According to Forbes, Bernstein Research analyst Toni Sacconaghi met last week with Cook, Apple Chief Financial Officer Peter Oppenheimer, and Vice President of Online Services Eddy Cue. The analyst came away with the impression that Apple is “likely to develop lower priced offerings” in its handset business.

Cook also reportedly said that Apple is planning “clever things” to compete in the prepaid handset market. He also said that Apple is “not ceding any market,” and the company doesn’t want its products to be “just for the rich.”

Cook’s comments, and the analyst’s interpretations, come soon after two prominent publications claimed that Apple is working on a new, smaller, US$200 contract-free iPhone that it could sell directly to customers and bypass wireless carrier contracts. Both Bloomberg and The Wall Street Journal said that Apple’s alleged plans were in an effort to compete with Google’s growing Android mobile platform.

Going against the tide, The New York Times rebuffed those two reports only days later, and said that Apple is not developing a smaller handset. However, it was reported by the Times that Apple has explored opportunities to create a less expensive iPhone.

In his meeting with Sacconaghi, cook reportedly referred to the iPhone as “the mother of all halos,” as the handset has expanded sales of Apple’s other devices, particularly in emerging markets. Apple has long referred to sales of the iPod — and later iPhone — as having a “halo effect” that drives sales of Macs.

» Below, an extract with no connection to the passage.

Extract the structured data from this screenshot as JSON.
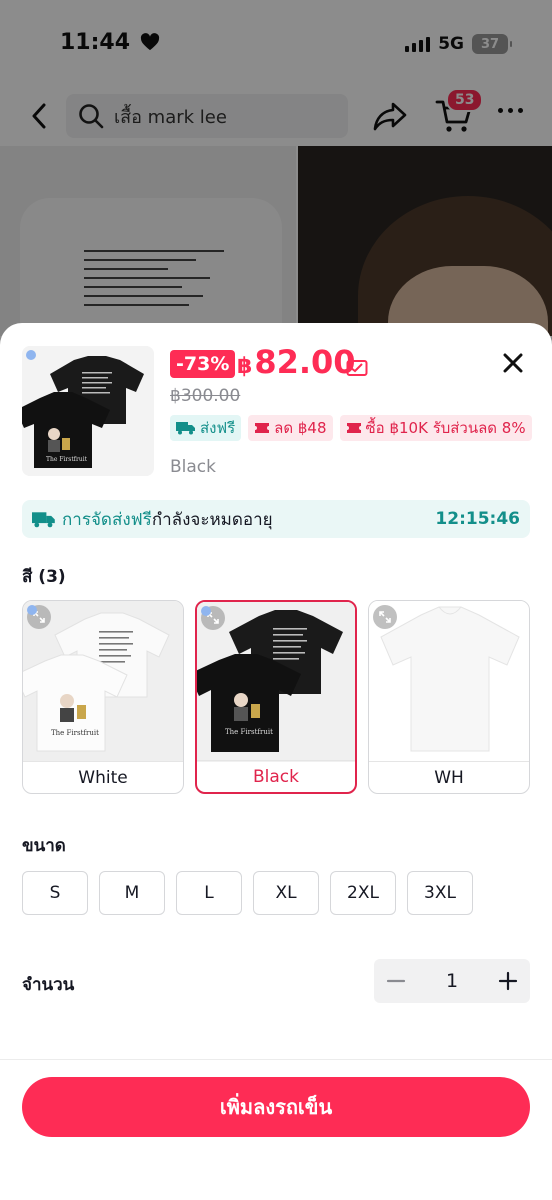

And one emerging market where Apple has found great success in a short period of time is China. Cook reportedly acknowledged that Apple has spent “huge energy” in China, and also noted that it is a “classic prepaid market,” which would be an ideal candidate for a cheaper iPhone.

The company is also said to be looking to expand its carrier partnerships. Oppenheimer said that Apple has 175 carrier partners, while rival Research in Motion, maker of the Blackberry, partners with 550 carriers.

Cook also said he believes the tablet market will eventually be bigger than the PC market, and that competition for tablets will be even more intense than with smartphones. He also hinted that the company has interesting new things in its product pipeline.

Finally, Oppenheimer also said that Apple’s current capital structure is not efficient. He said the company is likely to use its cash to secure supplies of key components, much like the recent secret US$3.9 billion deal Apple recently revealed it made with component suppliers.

Stay tuned for additional details as they become available.